Regulations are a burden on consumers, businesses, and the economy, according to a new study by the Competitive Enterprise Institute entitled “Ten Thousand Commandments.”
The financial burden has become so large — $1.9 trillion annually for regulatory compliance and economic impact — that if U.S. regulations were a country, it would be the world’s seventh-largest economy, ranking behind India and ahead of Italy. The federal government spent $63 billion in fiscal year 2016 just to administer the federal regulatory state.
Even though many believe Congress passed very few laws last year, Congress enacted 214 laws. That is more than one per day in the 146 days the House was in session in 2016. For each law passed there must be at least one, two, three, or more new regulations to tell the public what must be done to comply with each new law. Federal agencies issued 3,853 regulations, which comes to 18 rules issued for every law enacted.
Each new regulation must be published in the Federal Register, which printed 95,894 pages in 2016, the highest volume in history. The Environmental Protection Agency was one of the leading regulation producers, and the oil and gas industry was its primary target.
President Trump understands the drain on America from overregulation, and he has vowed to cut red tape.
“We must eliminate every outdated, unnecessary, or ineffective federal regulation, and move aggressively to build regulatory frameworks that stimulate–rather than stagnate–job creation,” Trump writes in his budget message. “Even for those regulations we must leave in place, we must strike every provision that is counterproductive, ineffective, or outdated.”
In his budget proposal, the President sent a message to Congress to decrease spending for the Environmental Protection Agency, the Department of Energy, and the Department of Interior in an effort get America moving in a direction that will ultimately result in “energy independence.”
Here’s a summary of some of the President’s budget:
- Reduce EPA’s budget by $2.6 billion to $5.7 billion (31%), close 50 programs and lay off about 20% of the agency’s 15,000 employees. Also, discontinue funding for the Clean Power Plan, international climate change programs, and climate change research and partnership programs with estimated savings of $100 million.
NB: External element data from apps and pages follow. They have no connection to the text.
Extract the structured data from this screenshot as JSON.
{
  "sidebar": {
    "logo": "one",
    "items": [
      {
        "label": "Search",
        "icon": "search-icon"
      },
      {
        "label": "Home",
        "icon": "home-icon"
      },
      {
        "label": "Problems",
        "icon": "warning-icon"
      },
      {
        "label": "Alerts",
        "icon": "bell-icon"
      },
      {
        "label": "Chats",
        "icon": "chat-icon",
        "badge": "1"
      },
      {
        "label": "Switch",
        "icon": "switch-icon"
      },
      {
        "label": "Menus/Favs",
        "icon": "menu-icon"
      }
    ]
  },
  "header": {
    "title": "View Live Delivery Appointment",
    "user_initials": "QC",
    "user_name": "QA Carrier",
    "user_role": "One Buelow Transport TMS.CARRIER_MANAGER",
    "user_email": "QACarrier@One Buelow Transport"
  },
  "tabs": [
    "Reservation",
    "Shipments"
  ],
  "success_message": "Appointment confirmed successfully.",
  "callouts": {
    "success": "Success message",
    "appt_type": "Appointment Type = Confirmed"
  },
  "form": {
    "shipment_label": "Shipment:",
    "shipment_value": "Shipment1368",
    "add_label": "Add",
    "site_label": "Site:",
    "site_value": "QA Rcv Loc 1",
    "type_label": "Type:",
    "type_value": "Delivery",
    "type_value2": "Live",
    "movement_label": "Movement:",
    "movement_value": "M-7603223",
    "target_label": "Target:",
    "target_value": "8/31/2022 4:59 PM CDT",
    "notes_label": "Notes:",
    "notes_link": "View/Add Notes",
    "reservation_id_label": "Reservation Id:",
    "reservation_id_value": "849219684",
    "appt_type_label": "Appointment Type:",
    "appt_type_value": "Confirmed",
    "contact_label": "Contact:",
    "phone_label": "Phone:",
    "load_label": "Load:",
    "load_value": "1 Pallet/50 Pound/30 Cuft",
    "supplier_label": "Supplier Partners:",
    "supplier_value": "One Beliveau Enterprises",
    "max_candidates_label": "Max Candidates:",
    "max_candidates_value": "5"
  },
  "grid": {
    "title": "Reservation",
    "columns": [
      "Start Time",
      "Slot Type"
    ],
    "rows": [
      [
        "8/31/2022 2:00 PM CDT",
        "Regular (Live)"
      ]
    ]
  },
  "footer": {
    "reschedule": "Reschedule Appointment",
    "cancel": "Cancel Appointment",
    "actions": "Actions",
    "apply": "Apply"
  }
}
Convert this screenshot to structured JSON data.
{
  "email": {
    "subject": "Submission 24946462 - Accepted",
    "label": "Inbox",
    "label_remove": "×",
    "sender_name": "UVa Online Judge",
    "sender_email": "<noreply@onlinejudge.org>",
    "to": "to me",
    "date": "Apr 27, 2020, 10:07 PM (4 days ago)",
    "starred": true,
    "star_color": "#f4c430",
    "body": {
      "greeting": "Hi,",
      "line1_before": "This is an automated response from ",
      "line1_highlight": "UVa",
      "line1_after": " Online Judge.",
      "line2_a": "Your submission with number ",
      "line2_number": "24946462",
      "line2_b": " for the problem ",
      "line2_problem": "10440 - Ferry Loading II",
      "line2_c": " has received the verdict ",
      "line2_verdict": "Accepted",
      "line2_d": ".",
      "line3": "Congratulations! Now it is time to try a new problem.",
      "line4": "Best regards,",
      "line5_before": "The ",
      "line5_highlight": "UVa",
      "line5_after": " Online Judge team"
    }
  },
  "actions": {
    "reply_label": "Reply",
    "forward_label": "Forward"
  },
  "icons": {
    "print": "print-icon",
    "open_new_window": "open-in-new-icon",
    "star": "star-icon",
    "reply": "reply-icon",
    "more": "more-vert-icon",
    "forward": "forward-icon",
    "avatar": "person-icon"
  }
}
- DOE’s Office of Energy Efficiency and Renewable Energy would see a 69% budget cut compared with 2016 levels, the Office of Fossil Energy budget would be reduced 44%, and the Office of Nuclear Energy budget would decline by about 30%.
- DOE’s funding of programs focused on renewables, nuclear, fossil fuels, and carbon capture and storage would decline about 84%.
The President’s message is loud and clear: The federal government has over-regulated the energy industry for decades.
Last week, the Texas Legislature adopted a resolution sponsored by State Senator Craig Estes (R-Wichita Falls), Chairman of the Natural Resources and Business Development Committee, and Rep. Drew Darby (R-San Angelo), Chairman of the Energy Resources Committee, calling on federal policymakers to repeal, or revise or delegate back to the states regulations that should not be implemented by the federal government.
Indeed, the burden of massive federal regulation is a drain on all Americans. Congress now can reduce those regulatory hurdles as it enters the budget process.
Alex Mills is the former President of the Texas Alliance of Energy Producers. The Alliance is the largest state oil and gas associations in the nation with more than 3,000 members in 305 cities and 28 states.
Oil and gas operations are commonly found in remote locations far from company headquarters. Now, it's possible to monitor pump operations, collate and analyze seismic data, and track employees around the world from almost anywhere. Whether employees are in the office or in the field, the internet and related applications enable a greater multidirectional flow of information – and control – than ever before.